Chihuly's Magnificent Glasswork

I first saw artisan Dale Chihuly's work about 13 years ago, when he unveiled the Fiori di Como, a hand-blown glass structure that graces the ceiling of the Bellagio Hotel in Las Vegas (the hotel was modeled after one on Lake Como, Italy, and "fiori" means flowers).

Bellagio_daleBNot only is the sculpture a thing of beauty, but it is also an engineering feat: it took 10,000 pounds of steel for the armature and 40,000 pounds of hand-blown glass - over 2,000 pieces covering 2,100 square feet, positioned fifteen to twenty-five feet overhead.

Chihuly has become known as a master glass artist thanks to installations like this - his works are fantastical explosions of color on a grand scale, and they adorn buildings and museums all around the globe.

But here's what is so fascinating about his collection: it's a collaborative effort. In 1976, Chihuly was involved in a head-on car accident that left his face severely cut by glass (the irony!) and blind in his left eye. He continued to blow glass until 1979 when he dislocated his shoulder in a bodysurfing accident. This made it impossible for him to hold the glass blowing pipe, and he has hired workers to bring his visions to life ever since. It is this large team model that allows him to produce architectural glass works of this scale and quantity. And it seems to be working for him: The Seattle Times reported that his estimated sales in 2004 were about $29 million.

If you're in the Boston area, you have one more week to see Chihuly's work up close: his exhibit Through the Looking Glass is at the MFA through next Monday. I was able to visit yesterday and took the below photographs to share with you here (note: the Museum usually bans cameras, but the artist insisted that they allow it!). While the pictures came out well, the work is really something to behold in person. It's a relatively small exhibit, but includes a variety of his work, such as:

  • the Navajo Blanket Series in which Navajo blanket patterns were painted on to glass (1975);
  • the Northwest Coast Basket Series in which the glass resembles woven baskets (1977);
  • the Ikebana Series of glass flower arrangements inspired by the Japanese style of flower arrangement (1989); and
  • the opulent Chandeliers collection (1992).
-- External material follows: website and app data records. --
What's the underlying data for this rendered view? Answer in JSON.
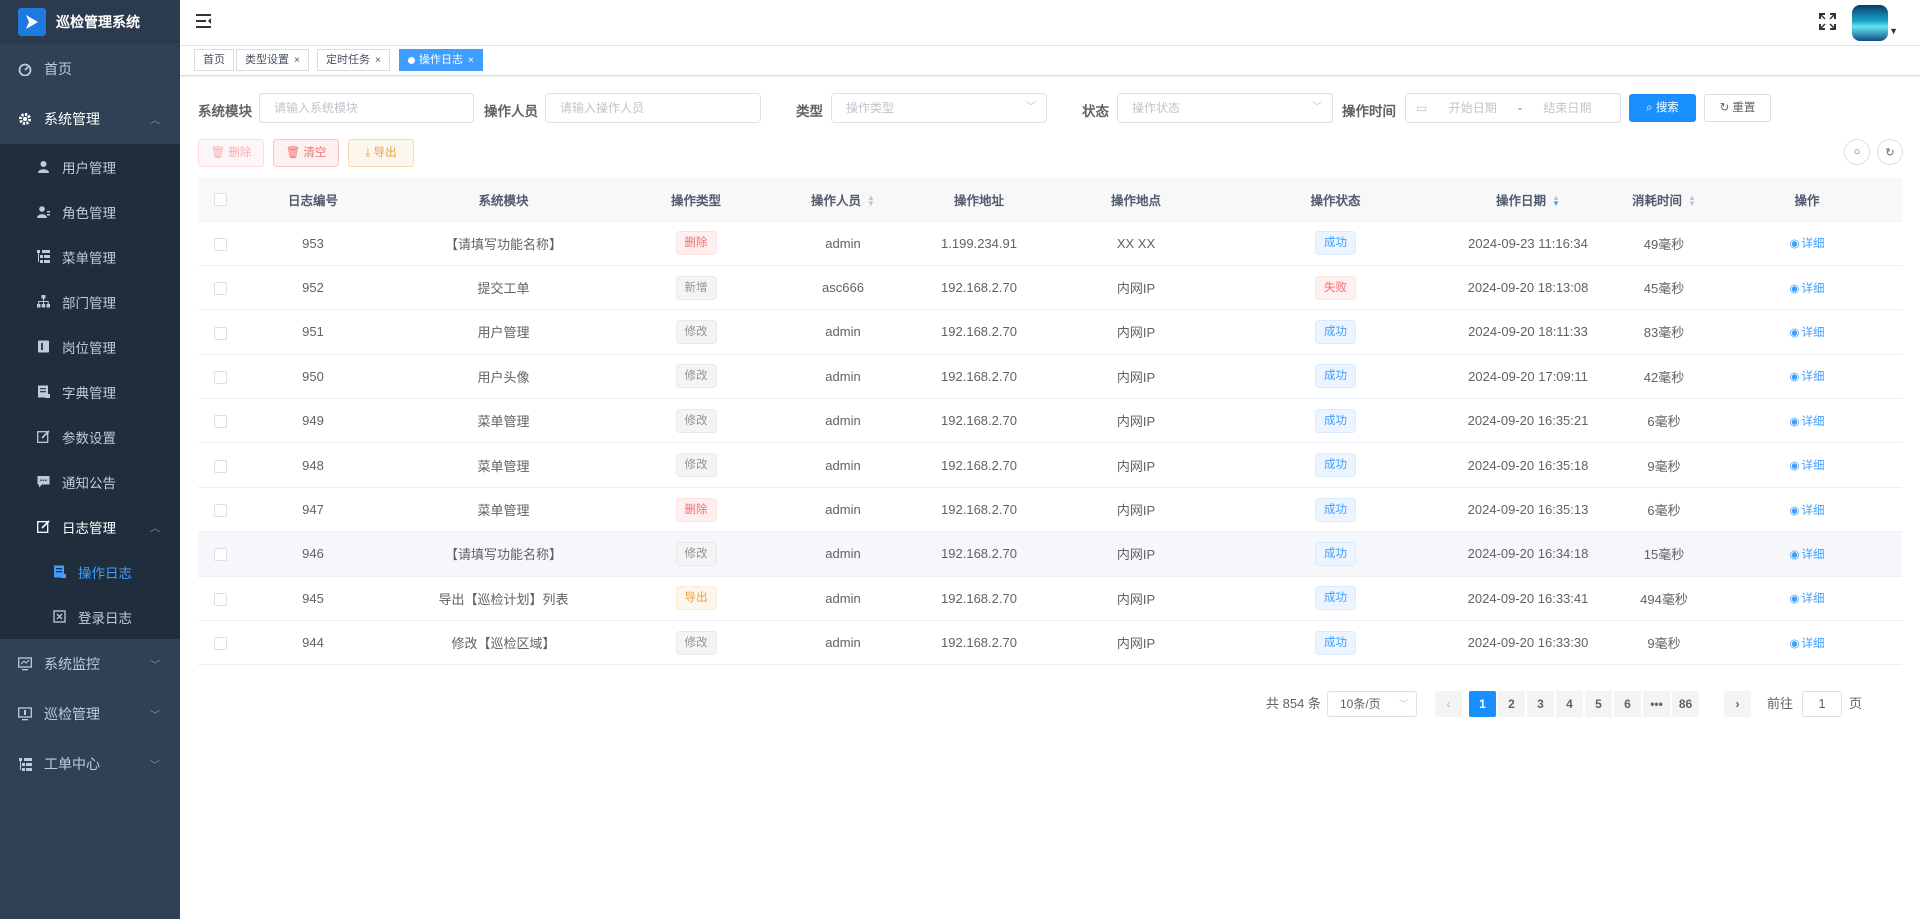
{
  "app": {
    "title": "巡检管理系统"
  },
  "sidebar": {
    "home": "首页",
    "system": {
      "label": "系统管理",
      "items": [
        "用户管理",
        "角色管理",
        "菜单管理",
        "部门管理",
        "岗位管理",
        "字典管理",
        "参数设置",
        "通知公告"
      ]
    },
    "log": {
      "label": "日志管理",
      "items": [
        "操作日志",
        "登录日志"
      ]
    },
    "monitor": "系统监控",
    "inspection": "巡检管理",
    "workorder": "工单中心"
  },
  "tags": [
    "首页",
    "类型设置",
    "定时任务",
    "操作日志"
  ],
  "search": {
    "module_label": "系统模块",
    "module_placeholder": "请输入系统模块",
    "operator_label": "操作人员",
    "operator_placeholder": "请输入操作人员",
    "type_label": "类型",
    "type_placeholder": "操作类型",
    "status_label": "状态",
    "status_placeholder": "操作状态",
    "time_label": "操作时间",
    "start_placeholder": "开始日期",
    "range_sep": "-",
    "end_placeholder": "结束日期",
    "search_btn": "搜索",
    "reset_btn": "重置"
  },
  "toolbar": {
    "delete": "删除",
    "clear": "清空",
    "export": "导出"
  },
  "table": {
    "headers": [
      "日志编号",
      "系统模块",
      "操作类型",
      "操作人员",
      "操作地址",
      "操作地点",
      "操作状态",
      "操作日期",
      "消耗时间",
      "操作"
    ],
    "detail_label": "详细",
    "rows": [
      {
        "id": "953",
        "module": "【请填写功能名称】",
        "type": "删除",
        "type_style": "danger",
        "user": "admin",
        "ip": "1.199.234.91",
        "location": "XX XX",
        "status": "成功",
        "status_style": "primary",
        "date": "2024-09-23 11:16:34",
        "cost": "49毫秒"
      },
      {
        "id": "952",
        "module": "提交工单",
        "type": "新增",
        "type_style": "info",
        "user": "asc666",
        "ip": "192.168.2.70",
        "location": "内网IP",
        "status": "失败",
        "status_style": "danger",
        "date": "2024-09-20 18:13:08",
        "cost": "45毫秒"
      },
      {
        "id": "951",
        "module": "用户管理",
        "type": "修改",
        "type_style": "info",
        "user": "admin",
        "ip": "192.168.2.70",
        "location": "内网IP",
        "status": "成功",
        "status_style": "primary",
        "date": "2024-09-20 18:11:33",
        "cost": "83毫秒"
      },
      {
        "id": "950",
        "module": "用户头像",
        "type": "修改",
        "type_style": "info",
        "user": "admin",
        "ip": "192.168.2.70",
        "location": "内网IP",
        "status": "成功",
        "status_style": "primary",
        "date": "2024-09-20 17:09:11",
        "cost": "42毫秒"
      },
      {
        "id": "949",
        "module": "菜单管理",
        "type": "修改",
        "type_style": "info",
        "user": "admin",
        "ip": "192.168.2.70",
        "location": "内网IP",
        "status": "成功",
        "status_style": "primary",
        "date": "2024-09-20 16:35:21",
        "cost": "6毫秒"
      },
      {
        "id": "948",
        "module": "菜单管理",
        "type": "修改",
        "type_style": "info",
        "user": "admin",
        "ip": "192.168.2.70",
        "location": "内网IP",
        "status": "成功",
        "status_style": "primary",
        "date": "2024-09-20 16:35:18",
        "cost": "9毫秒"
      },
      {
        "id": "947",
        "module": "菜单管理",
        "type": "删除",
        "type_style": "danger",
        "user": "admin",
        "ip": "192.168.2.70",
        "location": "内网IP",
        "status": "成功",
        "status_style": "primary",
        "date": "2024-09-20 16:35:13",
        "cost": "6毫秒"
      },
      {
        "id": "946",
        "module": "【请填写功能名称】",
        "type": "修改",
        "type_style": "info",
        "user": "admin",
        "ip": "192.168.2.70",
        "location": "内网IP",
        "status": "成功",
        "status_style": "primary",
        "date": "2024-09-20 16:34:18",
        "cost": "15毫秒"
      },
      {
        "id": "945",
        "module": "导出【巡检计划】列表",
        "type": "导出",
        "type_style": "warning",
        "user": "admin",
        "ip": "192.168.2.70",
        "location": "内网IP",
        "status": "成功",
        "status_style": "primary",
        "date": "2024-09-20 16:33:41",
        "cost": "494毫秒"
      },
      {
        "id": "944",
        "module": "修改【巡检区域】",
        "type": "修改",
        "type_style": "info",
        "user": "admin",
        "ip": "192.168.2.70",
        "location": "内网IP",
        "status": "成功",
        "status_style": "primary",
        "date": "2024-09-20 16:33:30",
        "cost": "9毫秒"
      }
    ]
  },
  "pagination": {
    "total": "共 854 条",
    "page_size": "10条/页",
    "pages": [
      "1",
      "2",
      "3",
      "4",
      "5",
      "6",
      "•••",
      "86"
    ],
    "current": "1",
    "jump_prefix": "前往",
    "jump_value": "1",
    "jump_suffix": "页"
  }
}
PS: As a memento from the exhibit I brought home not a Chihuly original, but a handblown Skipping Stone Vase from Henrietta Glass in Rhode Island. It's perfect bud vase and will capture the light on a sunny windowsill.